RECORDS FOR THE EXERCISE section start

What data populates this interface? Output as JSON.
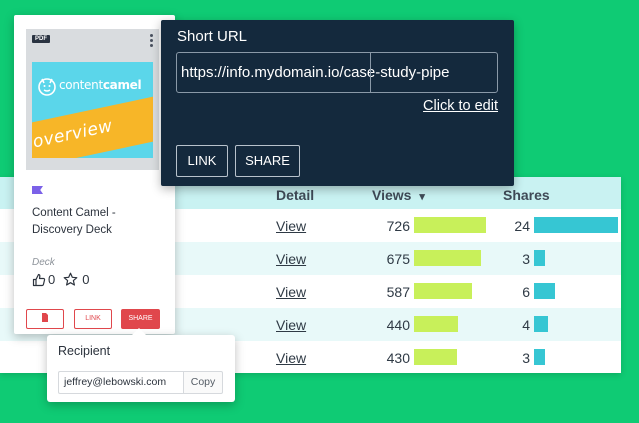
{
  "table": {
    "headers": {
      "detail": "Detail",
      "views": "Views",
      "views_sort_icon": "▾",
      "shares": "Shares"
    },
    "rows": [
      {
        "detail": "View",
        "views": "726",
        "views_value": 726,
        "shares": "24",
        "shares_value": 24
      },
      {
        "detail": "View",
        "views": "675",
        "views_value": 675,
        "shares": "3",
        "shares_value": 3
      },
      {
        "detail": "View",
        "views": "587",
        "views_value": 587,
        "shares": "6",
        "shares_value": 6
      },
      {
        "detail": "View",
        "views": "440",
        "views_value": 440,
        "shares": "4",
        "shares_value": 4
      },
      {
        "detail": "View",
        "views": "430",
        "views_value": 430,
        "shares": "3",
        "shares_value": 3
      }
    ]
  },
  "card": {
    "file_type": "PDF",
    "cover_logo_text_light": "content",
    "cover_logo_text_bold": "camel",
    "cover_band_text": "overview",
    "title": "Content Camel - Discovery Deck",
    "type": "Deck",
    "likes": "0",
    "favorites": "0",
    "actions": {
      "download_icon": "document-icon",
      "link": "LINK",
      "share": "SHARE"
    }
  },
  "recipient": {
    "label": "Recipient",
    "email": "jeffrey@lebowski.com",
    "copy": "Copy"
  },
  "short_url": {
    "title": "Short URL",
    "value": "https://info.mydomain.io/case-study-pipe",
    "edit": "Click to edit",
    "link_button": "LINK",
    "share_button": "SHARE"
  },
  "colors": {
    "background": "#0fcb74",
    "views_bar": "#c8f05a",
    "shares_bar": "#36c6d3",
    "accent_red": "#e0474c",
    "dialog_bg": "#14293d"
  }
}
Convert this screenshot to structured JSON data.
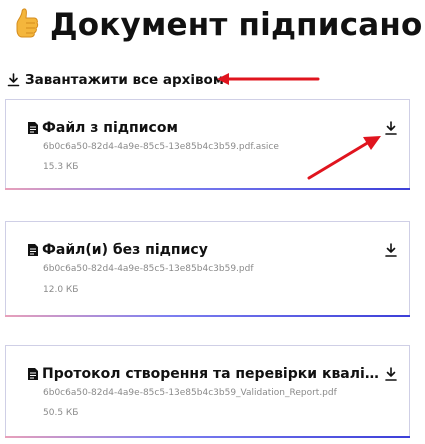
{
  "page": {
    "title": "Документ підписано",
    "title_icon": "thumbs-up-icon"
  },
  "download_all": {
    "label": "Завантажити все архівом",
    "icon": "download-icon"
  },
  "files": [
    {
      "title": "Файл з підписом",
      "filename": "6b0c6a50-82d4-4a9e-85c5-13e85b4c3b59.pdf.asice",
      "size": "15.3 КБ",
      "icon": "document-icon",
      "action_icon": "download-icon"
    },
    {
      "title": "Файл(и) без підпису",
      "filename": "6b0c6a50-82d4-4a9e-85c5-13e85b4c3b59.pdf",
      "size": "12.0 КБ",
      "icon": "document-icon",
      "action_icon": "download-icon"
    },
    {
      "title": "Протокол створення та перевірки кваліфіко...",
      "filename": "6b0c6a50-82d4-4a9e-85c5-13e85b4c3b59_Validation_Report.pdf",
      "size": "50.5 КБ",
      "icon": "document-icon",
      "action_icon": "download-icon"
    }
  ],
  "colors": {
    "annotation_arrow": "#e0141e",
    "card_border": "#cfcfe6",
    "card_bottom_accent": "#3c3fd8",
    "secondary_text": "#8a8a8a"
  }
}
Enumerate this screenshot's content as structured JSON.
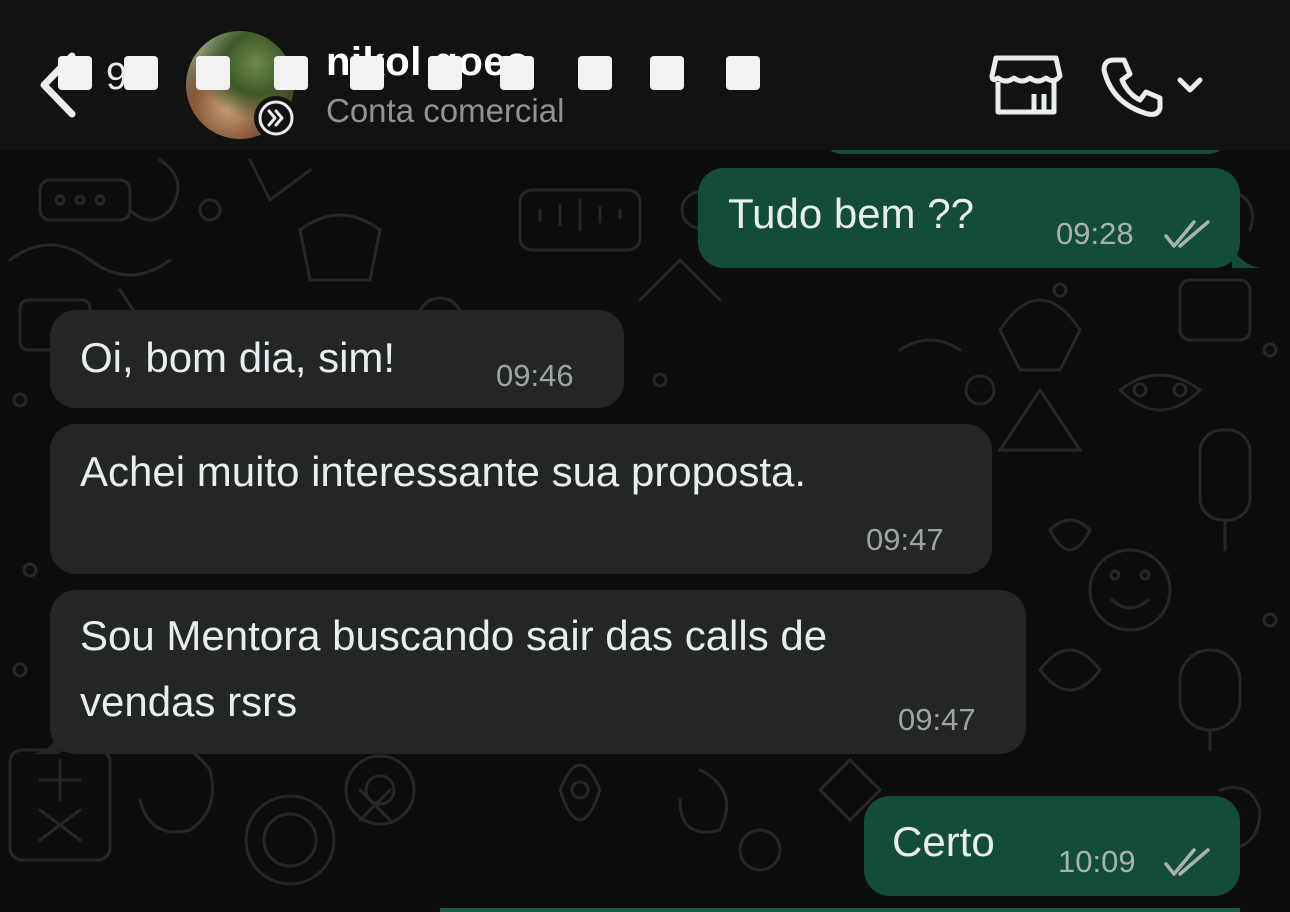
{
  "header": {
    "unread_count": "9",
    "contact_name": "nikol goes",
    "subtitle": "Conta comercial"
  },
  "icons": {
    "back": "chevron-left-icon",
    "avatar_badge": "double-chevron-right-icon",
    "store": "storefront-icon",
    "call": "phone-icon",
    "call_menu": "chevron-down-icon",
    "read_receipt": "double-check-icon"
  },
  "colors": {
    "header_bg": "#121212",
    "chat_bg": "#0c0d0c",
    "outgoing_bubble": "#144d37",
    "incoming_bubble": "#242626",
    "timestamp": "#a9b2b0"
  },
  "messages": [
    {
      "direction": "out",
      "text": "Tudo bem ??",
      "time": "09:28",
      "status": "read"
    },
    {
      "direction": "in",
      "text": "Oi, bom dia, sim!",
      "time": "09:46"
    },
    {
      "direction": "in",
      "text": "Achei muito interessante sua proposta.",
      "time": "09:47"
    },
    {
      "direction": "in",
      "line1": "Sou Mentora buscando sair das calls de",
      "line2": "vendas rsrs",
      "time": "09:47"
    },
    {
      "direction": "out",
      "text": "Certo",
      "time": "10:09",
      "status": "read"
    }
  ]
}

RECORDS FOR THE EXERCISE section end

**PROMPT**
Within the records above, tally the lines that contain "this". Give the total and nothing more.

**REPLY**
3